  5. Maize is still around but you’ll probably have to go to Texas or Mexico to see it. And it’ll look more like corn than what it looked like 10,000 years ago. Corn is really just a grass, so red winged blackbirds would probably just eat other grass seeds or other grains if they didn’t have corn.
    That lens is just dead sharp and worth whatever you paid for it!
    It was interesting to see some of the birds hanging out in the Virginia creeper. I would imagine that they must eat the fruit as well.
    I see woodchucks but haven’t come close to getting a shot of one, so I’d say that yours is a great shot.
    My favorite is the chipmunk with the acorn. I wonder if he was eating it or trying to stuff his cheek with it.

    October 6, 2016 at 6:26 pm

    • Thank you very much Allen! I wondered if maize was a southern species of plant that had been brought north by the native Americans, but I did know that it was a grass.

      The new lens is sharp, at any distance and in all conditions, unlike my other lenses that work well some of the time but not all the time.

      The warblers would eat an occasional Virginia creeper berry, but they seemed to be more interested in the insects in the same area.

      It’s funny, a few weeks ago I shot a wood chuck because it’s been a while since I posted a photo of one, but that one came out terrible with the old lens, so I deleted it.

      The chipmunk may have wanted to stuff the acorn into its cheek, but it heard the camera shutter go, so it just grabbed the acorn in its teeth and took off.

      October 7, 2016 at 12:30 am

  6. The Eastern Phoebe was my favourite but that new lens is really doing the business so there was a lot to choose from.

    October 6, 2016 at 7:04 pm

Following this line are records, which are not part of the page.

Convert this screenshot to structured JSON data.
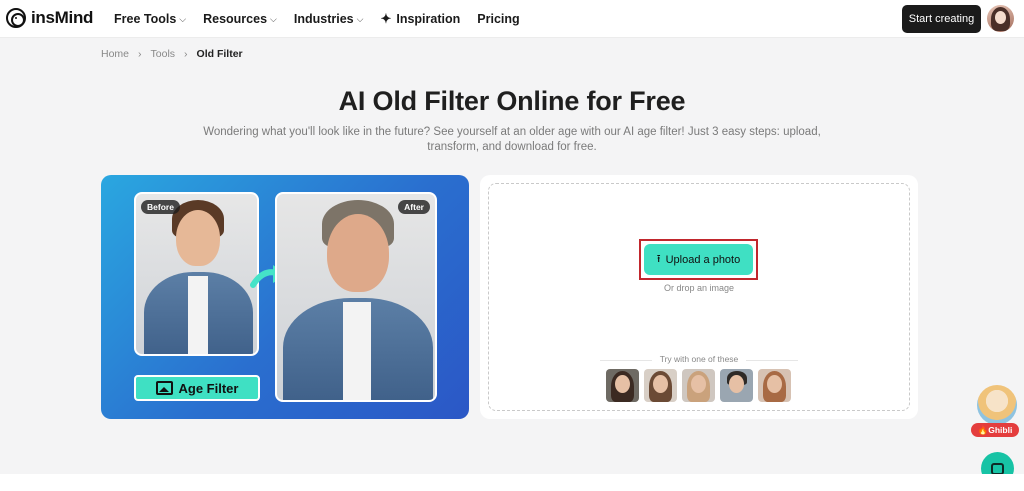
{
  "nav": {
    "logo_text": "insMind",
    "menu": [
      {
        "label": "Free Tools",
        "has_dropdown": true
      },
      {
        "label": "Resources",
        "has_dropdown": true
      },
      {
        "label": "Industries",
        "has_dropdown": true
      },
      {
        "label": "Inspiration",
        "has_dropdown": false
      },
      {
        "label": "Pricing",
        "has_dropdown": false
      }
    ],
    "cta": "Start creating"
  },
  "breadcrumb": [
    "Home",
    "Tools",
    "Old Filter"
  ],
  "hero": {
    "title": "AI Old Filter Online for Free",
    "subtitle": "Wondering what you'll look like in the future? See yourself at an older age with our AI age filter! Just 3 easy steps: upload, transform, and download for free."
  },
  "demo": {
    "before_tag": "Before",
    "after_tag": "After",
    "button": "Age Filter"
  },
  "upload": {
    "button": "Upload a photo",
    "drop_text": "Or drop an image",
    "try_text": "Try with one of these",
    "samples": [
      "sample-1",
      "sample-2",
      "sample-3",
      "sample-4",
      "sample-5"
    ]
  },
  "floating": {
    "ghibli_label": "Ghibli"
  },
  "colors": {
    "accent": "#3fe0c3",
    "dark": "#1b1b1b",
    "highlight_border": "#c1272d"
  }
}
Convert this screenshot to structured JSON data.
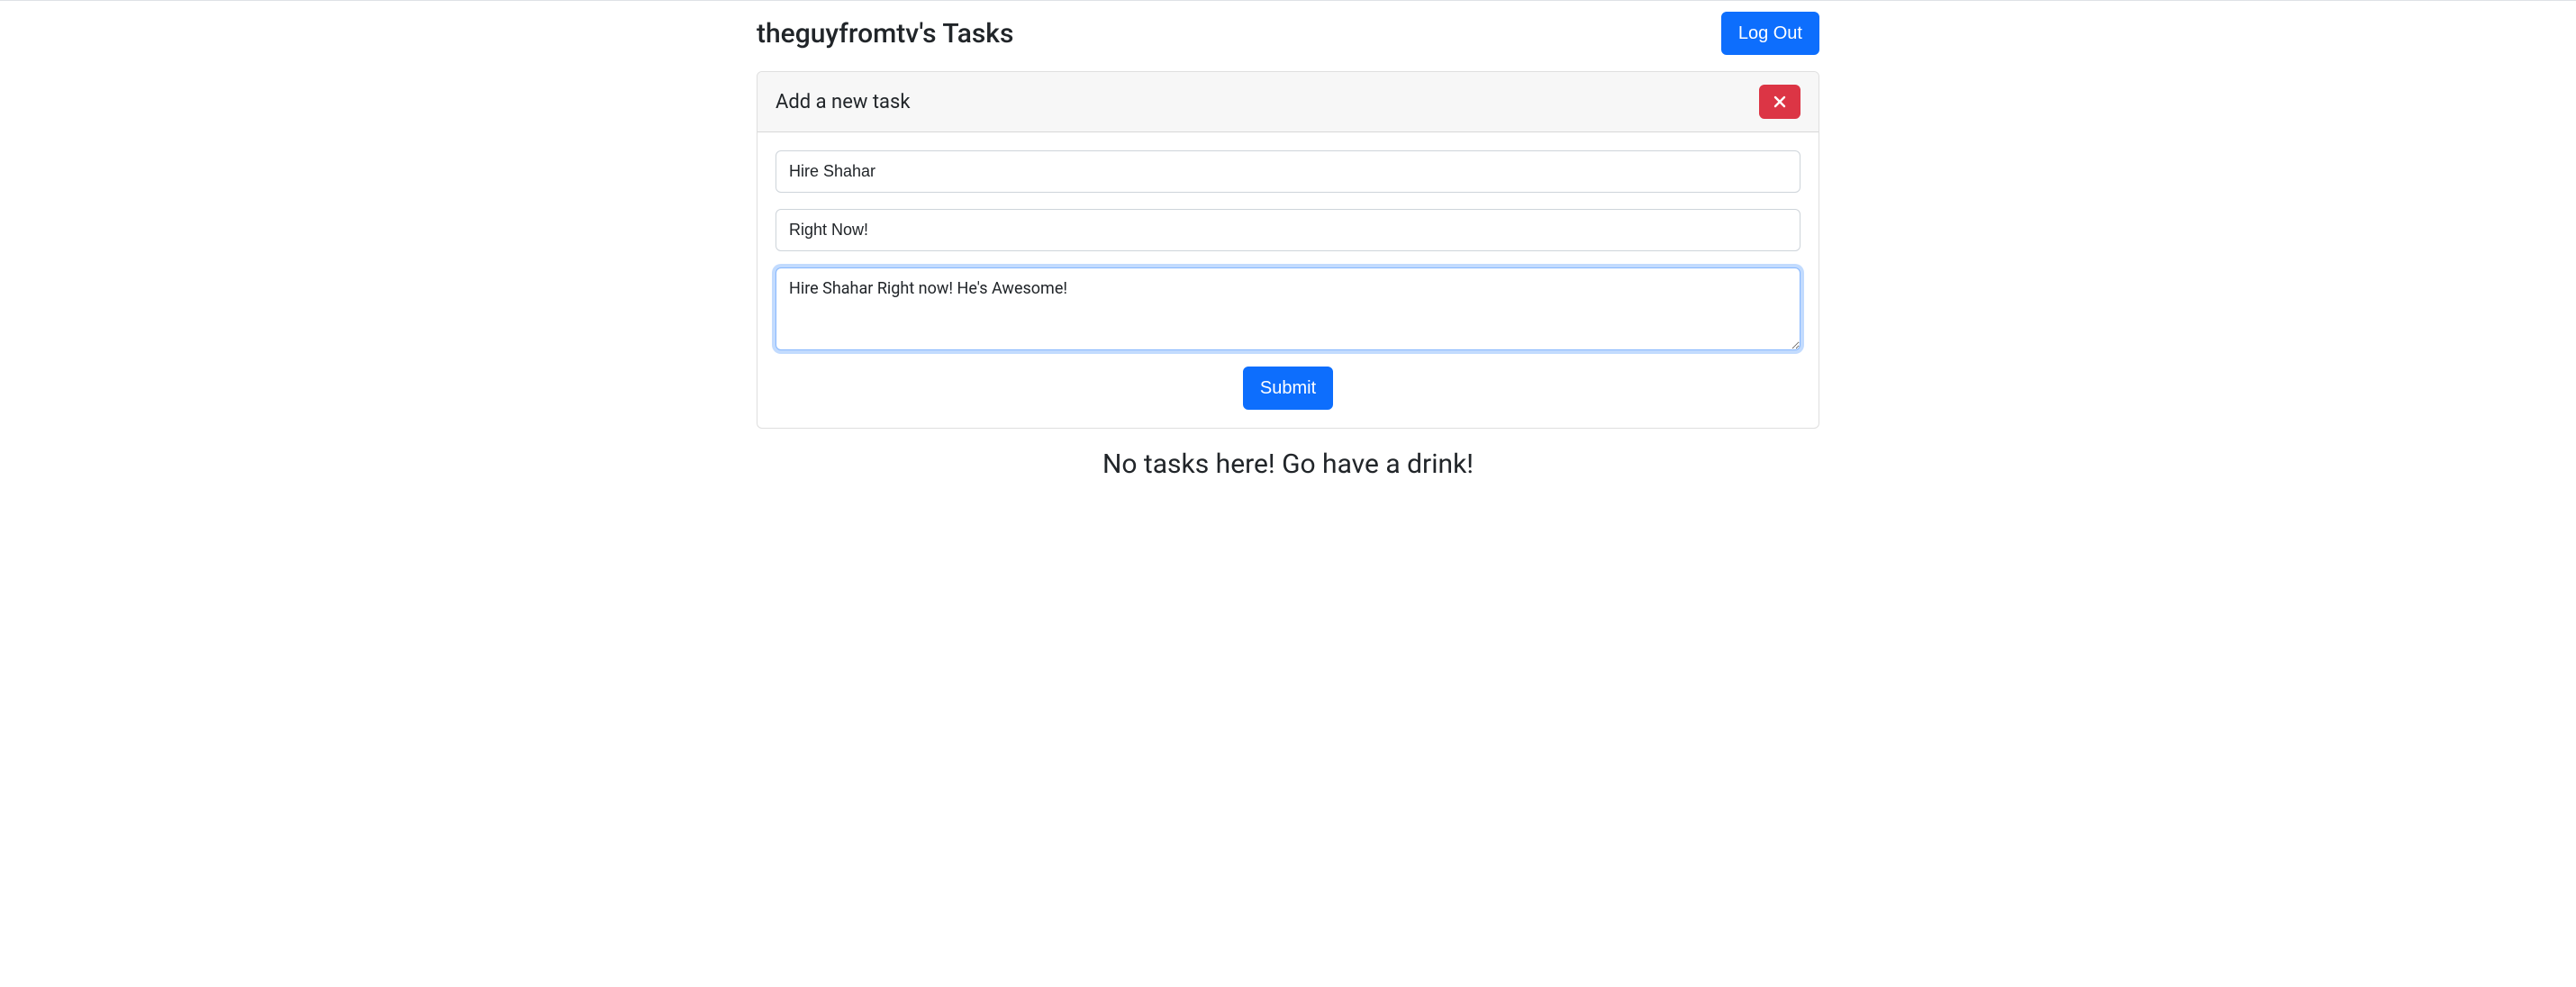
{
  "header": {
    "title": "theguyfromtv's Tasks",
    "logout_label": "Log Out"
  },
  "card": {
    "header_label": "Add a new task",
    "close_icon": "close"
  },
  "form": {
    "task_title_value": "Hire Shahar",
    "task_when_value": "Right Now!",
    "task_desc_value": "Hire Shahar Right now! He's Awesome!",
    "submit_label": "Submit"
  },
  "empty_state": {
    "message": "No tasks here! Go have a drink!"
  }
}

    • Thank you very much Tom! Since the fall migration is happening, there are plenty of birds around here to shoot for the time being.

      October 7, 2016 at 12:12 am

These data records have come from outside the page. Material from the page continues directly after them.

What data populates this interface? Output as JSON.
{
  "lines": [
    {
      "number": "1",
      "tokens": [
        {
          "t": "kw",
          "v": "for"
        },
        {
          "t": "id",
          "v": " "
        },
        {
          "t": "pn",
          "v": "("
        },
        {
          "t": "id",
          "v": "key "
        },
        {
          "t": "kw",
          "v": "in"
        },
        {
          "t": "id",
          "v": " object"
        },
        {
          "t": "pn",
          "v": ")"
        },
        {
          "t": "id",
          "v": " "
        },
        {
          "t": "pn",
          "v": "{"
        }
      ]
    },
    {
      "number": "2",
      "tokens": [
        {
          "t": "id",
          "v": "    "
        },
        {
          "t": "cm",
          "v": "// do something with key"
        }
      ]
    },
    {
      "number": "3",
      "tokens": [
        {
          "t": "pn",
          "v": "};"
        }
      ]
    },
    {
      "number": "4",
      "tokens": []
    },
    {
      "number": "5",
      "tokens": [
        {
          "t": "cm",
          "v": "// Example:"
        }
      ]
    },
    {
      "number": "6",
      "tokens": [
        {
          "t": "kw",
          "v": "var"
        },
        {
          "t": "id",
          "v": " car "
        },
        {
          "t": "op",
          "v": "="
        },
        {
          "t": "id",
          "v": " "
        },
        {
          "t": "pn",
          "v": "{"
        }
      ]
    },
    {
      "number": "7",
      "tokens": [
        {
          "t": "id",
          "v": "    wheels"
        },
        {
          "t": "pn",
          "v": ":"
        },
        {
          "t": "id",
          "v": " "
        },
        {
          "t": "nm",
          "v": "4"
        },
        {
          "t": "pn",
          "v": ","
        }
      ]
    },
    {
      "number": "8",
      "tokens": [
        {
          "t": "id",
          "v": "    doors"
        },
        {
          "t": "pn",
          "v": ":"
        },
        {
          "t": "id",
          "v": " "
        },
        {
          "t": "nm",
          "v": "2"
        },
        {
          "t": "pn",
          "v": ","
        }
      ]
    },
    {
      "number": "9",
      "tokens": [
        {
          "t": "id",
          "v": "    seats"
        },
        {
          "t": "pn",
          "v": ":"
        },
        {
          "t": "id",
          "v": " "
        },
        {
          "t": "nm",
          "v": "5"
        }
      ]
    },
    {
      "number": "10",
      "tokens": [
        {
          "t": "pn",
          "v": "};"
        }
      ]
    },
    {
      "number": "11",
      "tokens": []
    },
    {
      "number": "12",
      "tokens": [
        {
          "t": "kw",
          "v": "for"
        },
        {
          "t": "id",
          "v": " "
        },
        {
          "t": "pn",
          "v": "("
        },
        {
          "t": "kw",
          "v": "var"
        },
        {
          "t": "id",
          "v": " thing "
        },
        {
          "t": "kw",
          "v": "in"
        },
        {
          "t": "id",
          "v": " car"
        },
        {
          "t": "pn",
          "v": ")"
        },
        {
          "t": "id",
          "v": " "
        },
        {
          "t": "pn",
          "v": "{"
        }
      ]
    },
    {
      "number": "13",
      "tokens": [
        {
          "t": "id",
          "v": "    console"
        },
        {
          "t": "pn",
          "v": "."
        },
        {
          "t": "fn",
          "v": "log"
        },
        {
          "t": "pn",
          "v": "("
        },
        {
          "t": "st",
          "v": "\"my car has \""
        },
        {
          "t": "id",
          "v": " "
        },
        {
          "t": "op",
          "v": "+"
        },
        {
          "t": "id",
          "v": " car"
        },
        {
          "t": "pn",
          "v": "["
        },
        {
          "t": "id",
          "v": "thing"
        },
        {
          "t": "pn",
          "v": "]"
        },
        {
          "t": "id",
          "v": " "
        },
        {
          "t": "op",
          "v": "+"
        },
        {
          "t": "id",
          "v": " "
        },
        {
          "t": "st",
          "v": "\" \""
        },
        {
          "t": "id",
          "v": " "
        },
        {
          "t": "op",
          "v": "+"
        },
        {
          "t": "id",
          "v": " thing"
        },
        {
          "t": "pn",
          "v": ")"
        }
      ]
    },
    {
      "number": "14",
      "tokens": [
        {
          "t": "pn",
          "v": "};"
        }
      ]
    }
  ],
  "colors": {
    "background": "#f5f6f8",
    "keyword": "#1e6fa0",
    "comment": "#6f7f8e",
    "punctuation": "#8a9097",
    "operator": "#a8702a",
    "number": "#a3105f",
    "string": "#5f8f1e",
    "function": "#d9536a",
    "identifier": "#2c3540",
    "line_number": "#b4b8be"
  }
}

      • The fall migration is a source of wonder to me.

        October 7, 2016 at 5:47 pm

  7. I am lost in admiration, not just at the skill and patience required, but at the sheer beauty of the photographs.

    October 6, 2016 at 8:13 pm

    • Thank you very much Simon!

      October 7, 2016 at 12:13 am

  8. I vote for the white crowned sparrow and the blackbirds in flight – nice job!

    October 6, 2016 at 8:19 pm

    • Thank you very much!

      October 7, 2016 at 12:13 am

  9. The whole series is just stunning, but I really loved the expression you captured in your squirrel shots.

    October 7, 2016 at 1:46 pm

    • Thank you very much Charlie!

      October 7, 2016 at 2:32 pm

  10. An excellent series again! With the smaller birds, did you have to crop a lot to get these beautiful photos?

    October 7, 2016 at 2:28 pm

    • Thank you very much Hien! Yes, I cropped all of them except for the eastern Phoebe that I shot at 800 mm. I may be able to print a few of them at 8 X 10 inches, but that would be pushing things.

      October 7, 2016 at 2:34 pm

  11. Even on my dodgy little laptop screen I can see how sharp these shots are and the improved depth of field from the new lens. You must be so pleased with your purchase. It’s not just equipment though. Your knowledge of bird behaviour, your patience and hard earned photographic skills make great shots, Jerry. You should be very proud of yourself. I love your adorable furry critter shots.

    October 16, 2016 at 11:55 pm

    • Thanks again Jane! Yes, the new lens is awesome, but it does take more than good equipment, although it does make things easier. Now, I’ll have to get better at operating all the controls.

      October 17, 2016 at 3:11 am